Bonaventure is not naïve though. He was fully aware that bride and groom grow in and out of love quite often, some less graciously than others. To better understand this process from Bonaventure’s point of view, we turn to his Soliloquy. This may seem an odd choice. It is, after all, a lesser known and read work that centers on a dialogue with one’s self as he points out “Many people know a great deal but ignore their own selves. They scrutinize others but overlook their own souls. They search for God in the external world but forget their inner being where God abides” (Sol 1,2). Thus, this little-known work is a spiritual application of Breviloquium V. Further, it is essential in understanding what he calls dei-formation in that work. He provides us with the process that leads to this experience in his Soliloquy where he expounds on how we were formed by nature, deformed by sin, and reformed by grace.
Initially, our formation was quite positive. As he tells us: “Behold what an honor. And privilege it is to be not only a trace of the Creator but even His likeness” (Sol 2,3). Then, Bonaventure minces no words when he treats what in Part V was our identity as brides, daughter, and temples writing: “You have been changed from a virgin of Christ into a minion of Satan, from a bride of. Christ into a detestable whore, from the dwelling place of the Holy Spirit into the devil’s den (Sol 3,10). In his merciful kindness, Bonaventure does not leave us there for he then tells us that we have been reformed by grace, his constant theme. With grateful hearts we must return to God. He provides a long series of “Return to Me…” (Sol 1,38). Having received the grace to return with gratitude, he encourages us “Be like a dove in the clefts of the rock, in the secret recess of the cliff. Fly to His handstand feet, for in Him there is safe repose and undisturbed peace” (Sol 1,38).
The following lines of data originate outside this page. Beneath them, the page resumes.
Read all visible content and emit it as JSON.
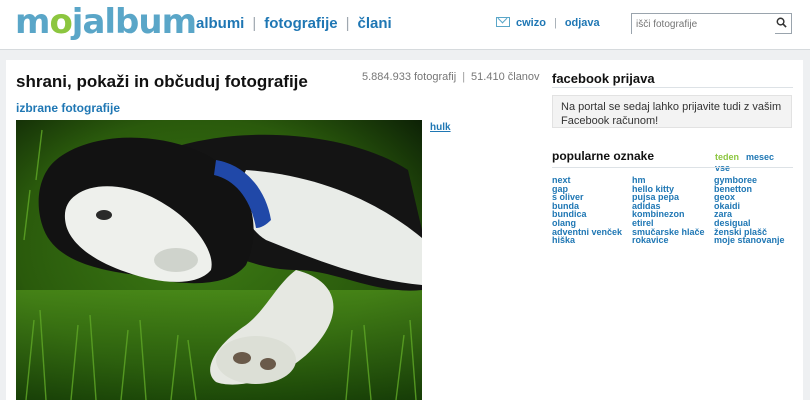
{
  "brand": {
    "logo_start": "m",
    "logo_o": "o",
    "logo_end": "jalbum"
  },
  "nav": {
    "albums": "albumi",
    "photos": "fotografije",
    "members": "člani"
  },
  "user": {
    "name": "cwizo",
    "logout": "odjava"
  },
  "search": {
    "placeholder": "išči fotografije"
  },
  "main": {
    "title": "shrani, pokaži in občuduj fotografije",
    "photos_count": "5.884.933 fotografij",
    "members_count": "51.410 članov",
    "featured_label": "izbrane fotografije",
    "photo_author": "hulk"
  },
  "facebook": {
    "title": "facebook prijava",
    "message": "Na portal se sedaj lahko prijavite tudi z vašim Facebook računom!"
  },
  "tags": {
    "title": "popularne oznake",
    "periods": {
      "day": "teden",
      "month": "mesec",
      "all": "vse"
    },
    "col1": [
      "next",
      "gap",
      "s oliver",
      "bunda",
      "bundica",
      "olang",
      "adventni venček",
      "hiška"
    ],
    "col2": [
      "hm",
      "hello kitty",
      "pujsa pepa",
      "adidas",
      "kombinezon",
      "etirel",
      "smučarske hlače",
      "rokavice"
    ],
    "col3": [
      "gymboree",
      "benetton",
      "geox",
      "okaidi",
      "zara",
      "desigual",
      "ženski plašč",
      "moje stanovanje"
    ]
  },
  "colors": {
    "link": "#1f77b4",
    "brand_blue": "#5aa6c8",
    "brand_green": "#8cc63f",
    "active_period": "#8cc63f"
  }
}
Returning to the Breviloquium, we discover this is not enough for the Seraphic Doctor. He introduces “dei-formation,” that is, being formed into God observing that this “renders the dei-form of the soul coming from God, conforming us to God and leading to God as our end” (Brev V,5,3). How does this happen? Through overflowing and inflowing. Bonaventure describes creation as an overflowing of life and grace from God. Visit a fountain, watch the overflowing water, discover the meaning of overflowing grace. Then there is the inflowing, or flows inward to move outward again in continuous motion. Grace comes through overflowing and inflowing. Watch the water in the fountain, watch your life of grace. Without images to imagine all of this, we would miss a great deal of what our brother Bonaventure is telling us.
Ewert Cousins, “Tree of Life,” in Bonaventure (New York: Paulist Press, 1978); Jose DeVinck, trans., The Works of Bonaventure 3 (Paterson, NJ: St. Anthony Guild Press, 1966); Zachary Hayes, trans., On The Reduction of the Arts to Theology (St. Bonaventure, NY: Franciscan Institute, 1966); Dominic Monti, ed., Breviloquium (St. Bonaventure, NY: Franciscan Institute, 2005).
Fr. Anthony Carozzo, O.F.M. is former minister provincial of the Holy Name Province in New York.